The encouraging part, as noted by Porteus, is that the corrected cells don't have to replace all of the original sickle cells—so long as the proportion of sickle cells to healthy red blood cells is below 30 percent, patients present with no symptoms of their disease.
Despite the promise of CRISPR, one of the ongoing issues is that no CRISPR-edited genes have been tested for safety or efficacy in human trials as of yet. It's something of a catch-22; because none have been tested, there's no knowing if edited genes could cause immune reactions or off-target effects—and because of that risk, none of these approaches has seen human trials.
Porteus remarked that “The consensus in the field is that there’s no one test we can do to prove that something is safe. We can’t just say, ‘Oh, just run this test, and that’ll show if it’s safe or not.’ That test doesn't exist.” Despite this, he is “excited about working to eventually bring this type of therapy to patients.”
And there are many patients that could benefit from such a therapy.

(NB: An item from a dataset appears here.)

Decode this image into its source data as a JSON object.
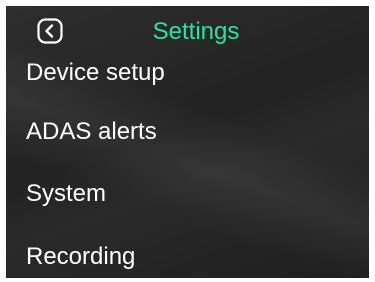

At present, roughly 70,000 to 100,000 people in the United States suffer from sickle cell disease, with millions affected globally. While children in high-income countries generally survive with this disease, those in low-income countries often die before age 5. Current treatment options for patients with sickle cell disease consist of blood and bone marrow stem cell transplantation.
The results of this work were shared in a paper titled “CRISPR/Cas9 β-globin gene targeting in human haematopoietic stem cells,” which was published online in Nature. Postdoctoral scholars Drs. Daniel Dever and Rasmus Bak are the lead authors.
This research received support from the National Institutes of Health (grants PN2EY018244, R01AI097320 and R01AI120766), the Stanford Child Health Research Institute, the Laurie Kraus Lacob Scholar Award in Pediatric Translational Research and the Laurie Kraus Lacob Endowment Fund, as well as Stanford’s Department of Medicine.
SOURCE: Stanford University School of Medicine press release